◆ RECORDED INFORMATION ◆
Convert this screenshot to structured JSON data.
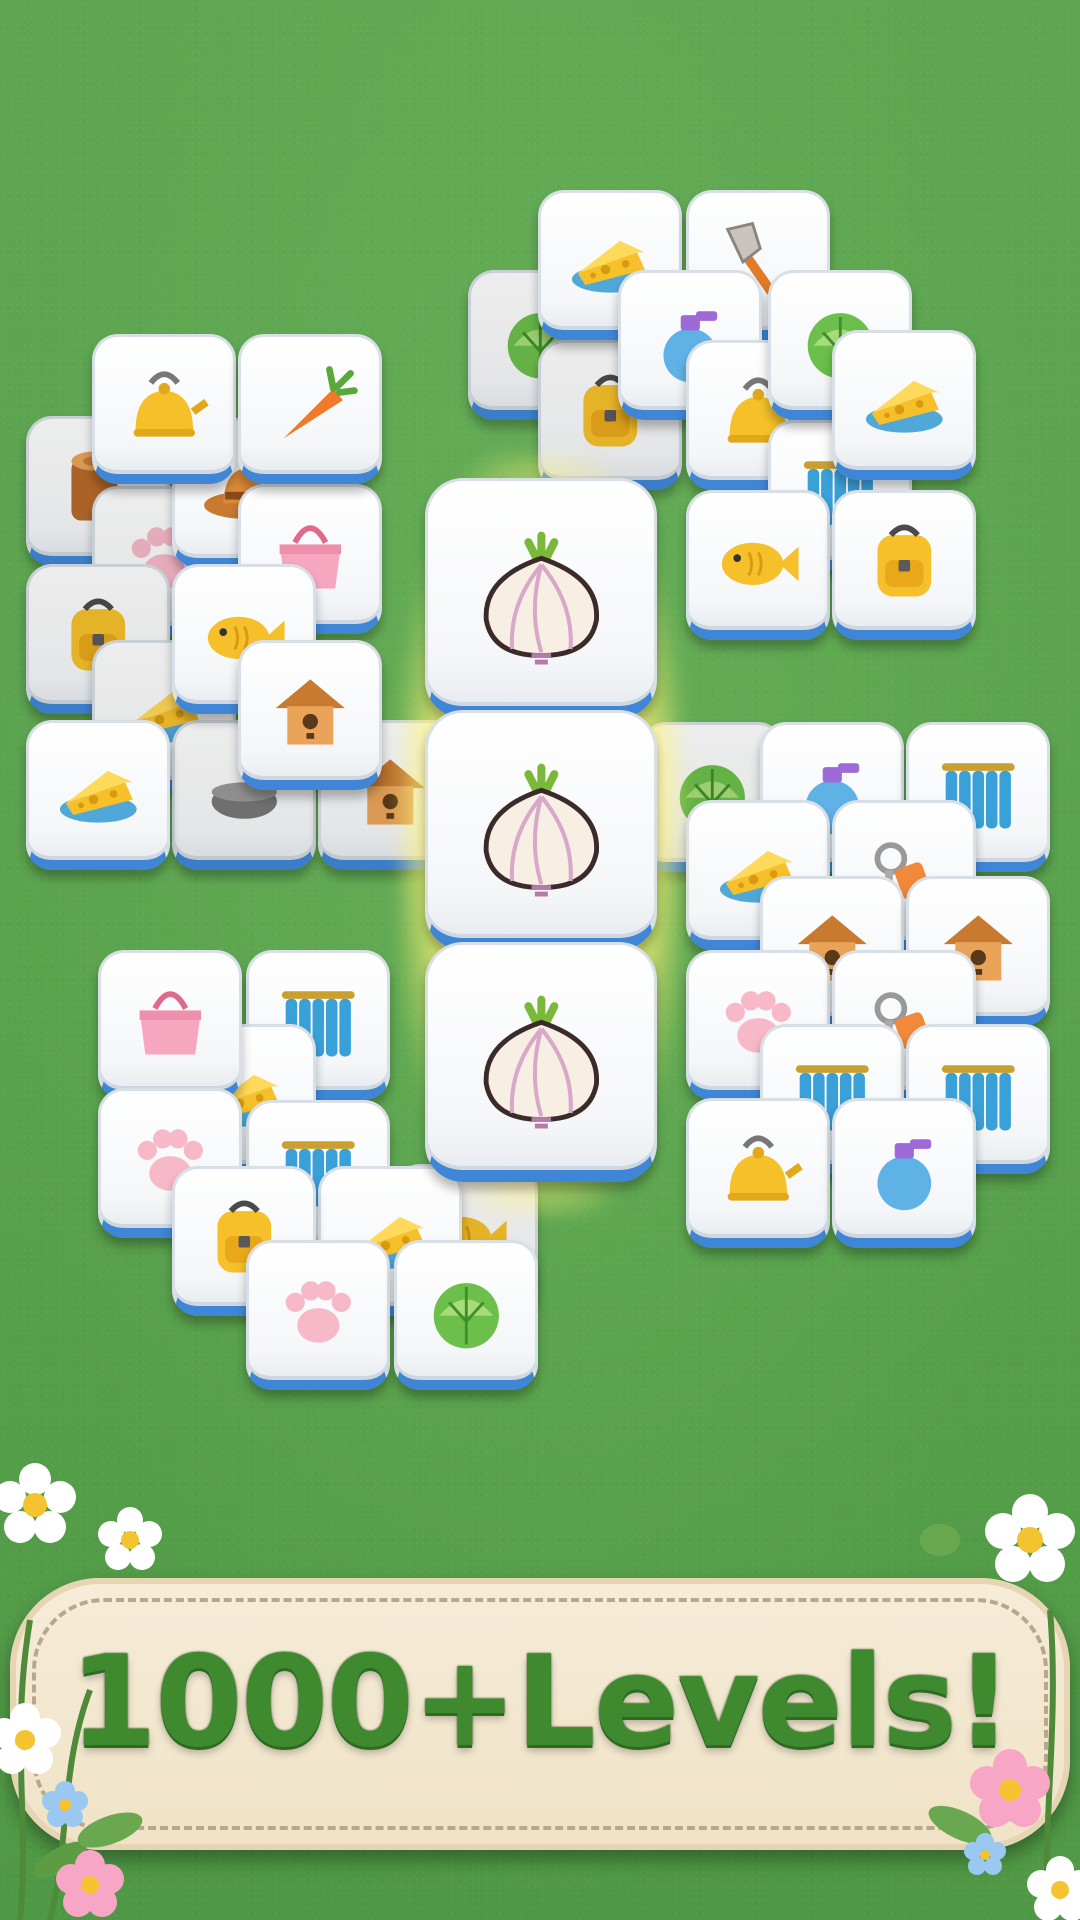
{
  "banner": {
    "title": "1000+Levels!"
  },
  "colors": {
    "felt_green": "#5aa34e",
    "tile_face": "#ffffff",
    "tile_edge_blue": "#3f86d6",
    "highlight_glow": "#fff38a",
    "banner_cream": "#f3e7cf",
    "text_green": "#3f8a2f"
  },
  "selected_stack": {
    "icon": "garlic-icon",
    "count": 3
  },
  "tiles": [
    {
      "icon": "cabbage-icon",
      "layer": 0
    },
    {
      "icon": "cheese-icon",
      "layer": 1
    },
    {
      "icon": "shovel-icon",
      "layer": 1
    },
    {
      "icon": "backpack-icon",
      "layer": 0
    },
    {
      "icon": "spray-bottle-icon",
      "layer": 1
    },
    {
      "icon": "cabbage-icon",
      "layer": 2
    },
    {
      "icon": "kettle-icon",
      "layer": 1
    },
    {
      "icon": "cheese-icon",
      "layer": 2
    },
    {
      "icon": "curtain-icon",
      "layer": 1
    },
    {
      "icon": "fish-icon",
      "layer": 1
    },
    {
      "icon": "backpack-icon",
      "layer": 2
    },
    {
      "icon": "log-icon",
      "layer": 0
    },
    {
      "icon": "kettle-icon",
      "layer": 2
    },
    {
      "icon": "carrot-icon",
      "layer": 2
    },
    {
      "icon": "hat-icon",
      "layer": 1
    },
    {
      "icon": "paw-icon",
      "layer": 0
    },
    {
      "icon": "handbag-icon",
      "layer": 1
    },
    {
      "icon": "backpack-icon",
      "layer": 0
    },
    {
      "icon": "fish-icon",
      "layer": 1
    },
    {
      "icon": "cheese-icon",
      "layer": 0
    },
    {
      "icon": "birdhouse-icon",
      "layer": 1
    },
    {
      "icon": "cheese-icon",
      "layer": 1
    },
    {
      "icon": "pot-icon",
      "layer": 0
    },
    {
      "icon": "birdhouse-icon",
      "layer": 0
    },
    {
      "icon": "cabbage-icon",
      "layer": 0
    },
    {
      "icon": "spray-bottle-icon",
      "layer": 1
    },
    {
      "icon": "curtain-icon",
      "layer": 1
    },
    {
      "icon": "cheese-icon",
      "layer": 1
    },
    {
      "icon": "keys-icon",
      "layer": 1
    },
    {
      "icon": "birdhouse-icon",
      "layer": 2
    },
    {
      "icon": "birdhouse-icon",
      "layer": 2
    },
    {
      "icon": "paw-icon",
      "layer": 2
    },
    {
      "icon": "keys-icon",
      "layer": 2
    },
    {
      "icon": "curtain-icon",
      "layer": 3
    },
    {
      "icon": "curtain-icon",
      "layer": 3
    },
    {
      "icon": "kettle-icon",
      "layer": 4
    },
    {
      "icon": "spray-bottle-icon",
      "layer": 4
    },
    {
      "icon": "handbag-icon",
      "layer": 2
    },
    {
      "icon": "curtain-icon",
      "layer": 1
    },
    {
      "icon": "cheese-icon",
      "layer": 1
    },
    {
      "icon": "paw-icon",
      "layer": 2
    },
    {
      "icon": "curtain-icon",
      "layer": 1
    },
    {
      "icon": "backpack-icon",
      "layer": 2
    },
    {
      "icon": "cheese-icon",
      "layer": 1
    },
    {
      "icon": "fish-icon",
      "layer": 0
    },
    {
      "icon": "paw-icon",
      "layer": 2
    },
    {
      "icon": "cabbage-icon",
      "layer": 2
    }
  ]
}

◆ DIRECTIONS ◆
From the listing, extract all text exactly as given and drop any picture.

◆ RESPONSE TO THIS EXERCISE ◆
Convert this screenshot to structured JSON data.
{
  "banner": {
    "title": "1000+Levels!"
  },
  "colors": {
    "felt_green": "#5aa34e",
    "tile_face": "#ffffff",
    "tile_edge_blue": "#3f86d6",
    "highlight_glow": "#fff38a",
    "banner_cream": "#f3e7cf",
    "text_green": "#3f8a2f"
  },
  "selected_stack": {
    "icon": "garlic-icon",
    "count": 3
  },
  "tiles": [
    {
      "icon": "cabbage-icon",
      "layer": 0
    },
    {
      "icon": "cheese-icon",
      "layer": 1
    },
    {
      "icon": "shovel-icon",
      "layer": 1
    },
    {
      "icon": "backpack-icon",
      "layer": 0
    },
    {
      "icon": "spray-bottle-icon",
      "layer": 1
    },
    {
      "icon": "cabbage-icon",
      "layer": 2
    },
    {
      "icon": "kettle-icon",
      "layer": 1
    },
    {
      "icon": "cheese-icon",
      "layer": 2
    },
    {
      "icon": "curtain-icon",
      "layer": 1
    },
    {
      "icon": "fish-icon",
      "layer": 1
    },
    {
      "icon": "backpack-icon",
      "layer": 2
    },
    {
      "icon": "log-icon",
      "layer": 0
    },
    {
      "icon": "kettle-icon",
      "layer": 2
    },
    {
      "icon": "carrot-icon",
      "layer": 2
    },
    {
      "icon": "hat-icon",
      "layer": 1
    },
    {
      "icon": "paw-icon",
      "layer": 0
    },
    {
      "icon": "handbag-icon",
      "layer": 1
    },
    {
      "icon": "backpack-icon",
      "layer": 0
    },
    {
      "icon": "fish-icon",
      "layer": 1
    },
    {
      "icon": "cheese-icon",
      "layer": 0
    },
    {
      "icon": "birdhouse-icon",
      "layer": 1
    },
    {
      "icon": "cheese-icon",
      "layer": 1
    },
    {
      "icon": "pot-icon",
      "layer": 0
    },
    {
      "icon": "birdhouse-icon",
      "layer": 0
    },
    {
      "icon": "cabbage-icon",
      "layer": 0
    },
    {
      "icon": "spray-bottle-icon",
      "layer": 1
    },
    {
      "icon": "curtain-icon",
      "layer": 1
    },
    {
      "icon": "cheese-icon",
      "layer": 1
    },
    {
      "icon": "keys-icon",
      "layer": 1
    },
    {
      "icon": "birdhouse-icon",
      "layer": 2
    },
    {
      "icon": "birdhouse-icon",
      "layer": 2
    },
    {
      "icon": "paw-icon",
      "layer": 2
    },
    {
      "icon": "keys-icon",
      "layer": 2
    },
    {
      "icon": "curtain-icon",
      "layer": 3
    },
    {
      "icon": "curtain-icon",
      "layer": 3
    },
    {
      "icon": "kettle-icon",
      "layer": 4
    },
    {
      "icon": "spray-bottle-icon",
      "layer": 4
    },
    {
      "icon": "handbag-icon",
      "layer": 2
    },
    {
      "icon": "curtain-icon",
      "layer": 1
    },
    {
      "icon": "cheese-icon",
      "layer": 1
    },
    {
      "icon": "paw-icon",
      "layer": 2
    },
    {
      "icon": "curtain-icon",
      "layer": 1
    },
    {
      "icon": "backpack-icon",
      "layer": 2
    },
    {
      "icon": "cheese-icon",
      "layer": 1
    },
    {
      "icon": "fish-icon",
      "layer": 0
    },
    {
      "icon": "paw-icon",
      "layer": 2
    },
    {
      "icon": "cabbage-icon",
      "layer": 2
    }
  ]
}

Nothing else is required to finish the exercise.